Baloch F. S. , Derya M., Andeden E. E. , ALSALEH A., Comertpay G., Kilian B., et al.

BIOCHEMICAL SYSTEMATICS AND ECOLOGY, cilt.58, ss.162-168, 2015 (SCI İndekslerine Giren Dergi) identifier identifier

  • Cilt numarası: 58
  • Basım Tarihi: 2015
  • Doi Numarası: 10.1016/j.bse.2014.12.002
  • Dergi Adı: BIOCHEMICAL SYSTEMATICS AND ECOLOGY
  • Sayfa Sayısı: ss.162-168

Özet

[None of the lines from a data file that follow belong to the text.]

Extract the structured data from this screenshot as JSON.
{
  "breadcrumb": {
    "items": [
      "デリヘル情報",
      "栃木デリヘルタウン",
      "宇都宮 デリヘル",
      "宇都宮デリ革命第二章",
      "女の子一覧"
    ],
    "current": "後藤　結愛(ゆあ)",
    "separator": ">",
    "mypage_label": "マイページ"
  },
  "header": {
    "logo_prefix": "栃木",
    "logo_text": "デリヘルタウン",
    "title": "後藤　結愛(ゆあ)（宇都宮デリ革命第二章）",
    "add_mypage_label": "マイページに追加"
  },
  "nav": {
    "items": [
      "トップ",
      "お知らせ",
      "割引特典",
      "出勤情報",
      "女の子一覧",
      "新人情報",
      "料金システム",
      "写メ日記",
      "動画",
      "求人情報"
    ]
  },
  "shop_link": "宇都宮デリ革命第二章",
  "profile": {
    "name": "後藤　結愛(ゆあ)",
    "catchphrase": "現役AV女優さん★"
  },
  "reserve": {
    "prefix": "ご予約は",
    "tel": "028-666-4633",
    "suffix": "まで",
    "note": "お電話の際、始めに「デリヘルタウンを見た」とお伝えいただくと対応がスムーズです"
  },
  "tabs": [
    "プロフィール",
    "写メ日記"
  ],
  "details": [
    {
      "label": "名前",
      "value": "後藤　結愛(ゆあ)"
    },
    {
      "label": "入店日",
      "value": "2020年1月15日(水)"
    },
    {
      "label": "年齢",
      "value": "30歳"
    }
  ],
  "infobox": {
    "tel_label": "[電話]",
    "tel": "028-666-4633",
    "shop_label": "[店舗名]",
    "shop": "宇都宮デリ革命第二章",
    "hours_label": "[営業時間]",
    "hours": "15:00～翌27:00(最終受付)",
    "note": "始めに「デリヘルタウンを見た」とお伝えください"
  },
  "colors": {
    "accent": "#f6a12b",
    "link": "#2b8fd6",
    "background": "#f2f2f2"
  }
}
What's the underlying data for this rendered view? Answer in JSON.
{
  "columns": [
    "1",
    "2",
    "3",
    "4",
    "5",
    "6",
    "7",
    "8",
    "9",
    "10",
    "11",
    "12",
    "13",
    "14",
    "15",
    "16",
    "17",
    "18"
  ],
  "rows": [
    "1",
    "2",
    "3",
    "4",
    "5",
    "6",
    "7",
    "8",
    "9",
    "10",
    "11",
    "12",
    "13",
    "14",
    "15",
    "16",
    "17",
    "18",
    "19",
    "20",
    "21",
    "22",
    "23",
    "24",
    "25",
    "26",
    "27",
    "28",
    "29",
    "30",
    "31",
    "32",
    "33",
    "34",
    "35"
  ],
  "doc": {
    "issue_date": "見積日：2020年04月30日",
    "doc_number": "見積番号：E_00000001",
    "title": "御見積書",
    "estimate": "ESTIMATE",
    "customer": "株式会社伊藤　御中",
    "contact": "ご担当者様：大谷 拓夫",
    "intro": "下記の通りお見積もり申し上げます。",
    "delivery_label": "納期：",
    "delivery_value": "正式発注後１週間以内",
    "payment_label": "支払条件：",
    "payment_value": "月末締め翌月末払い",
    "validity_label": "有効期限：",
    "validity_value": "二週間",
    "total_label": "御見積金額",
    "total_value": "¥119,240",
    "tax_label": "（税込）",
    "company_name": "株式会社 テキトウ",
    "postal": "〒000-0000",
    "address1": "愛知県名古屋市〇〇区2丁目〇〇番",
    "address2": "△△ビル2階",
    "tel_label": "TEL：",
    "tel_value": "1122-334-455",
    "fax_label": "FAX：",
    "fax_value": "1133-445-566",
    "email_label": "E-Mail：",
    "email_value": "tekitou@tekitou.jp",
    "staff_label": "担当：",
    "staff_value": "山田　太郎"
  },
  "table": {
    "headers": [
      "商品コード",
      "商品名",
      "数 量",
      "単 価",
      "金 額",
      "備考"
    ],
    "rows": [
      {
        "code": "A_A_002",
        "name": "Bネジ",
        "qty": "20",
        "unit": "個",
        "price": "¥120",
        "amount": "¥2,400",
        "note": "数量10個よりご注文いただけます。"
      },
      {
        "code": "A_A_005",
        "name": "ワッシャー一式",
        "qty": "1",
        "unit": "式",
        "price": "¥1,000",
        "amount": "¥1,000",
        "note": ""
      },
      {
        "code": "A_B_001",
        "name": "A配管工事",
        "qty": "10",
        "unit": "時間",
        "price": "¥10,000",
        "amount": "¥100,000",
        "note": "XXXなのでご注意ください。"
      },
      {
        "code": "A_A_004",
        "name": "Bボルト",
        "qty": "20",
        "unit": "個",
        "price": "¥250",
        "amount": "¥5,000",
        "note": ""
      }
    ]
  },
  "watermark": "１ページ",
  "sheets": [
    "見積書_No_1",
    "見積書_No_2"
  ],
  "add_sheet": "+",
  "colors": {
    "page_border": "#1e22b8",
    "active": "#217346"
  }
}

Even though lentil has been an important food legume for centuries, genetic studies in lentil are still in their infancy. Genetic diversity and relationships among wild Lens species from Turkey has seldom been investigated. Additionally, a limited number of simple sequence repeat (SSR) markers have been developed for use in breeding and genetic studies of lentil crop. In this study, molecular characterization of 50 accessions mostly from Turkey, belonging to 6 wild and 1 cultivated Lens species, was performed using newly developed inter-primer binding site (iPBS) retrotransposons and inter-SSR (ISSR) markers. The 10 iPBS primers generated a total of 151 scorable bands, of which 150 were polymorphic (99.3%) with an average of 15.0 polymorphic fragments per primer. The 10 ISSR primers detected 138 scorable bands showing 100% polymorphism, with an average of 13.5 bands per primer. The average polymorphism information content (PIC) value for ISSR markers (0.97) was higher than that for iPBS markers (0.90). Lens orientalis was found to be the most diverse species, raising the possibility of wide crosses with cultivated species Lens culinaris. Cultivated varieties also showed high level of polymorphism, at 82.92% and 51.92% with ISSR and iPBS markers, respectively. Lens lamottei and Lens tomentosus were found as the least polymorphic species using both marker systems. The grouping of accessions and species within clusters were almost similar when iPBS and ISSR graphs were compared. Our data also suggested the role of iPBS-retrotransposons as 'a universal marker' for molecular characterization of wild and cultivated Lens species. (C) 2014 Elsevier Ltd. All rights reserved.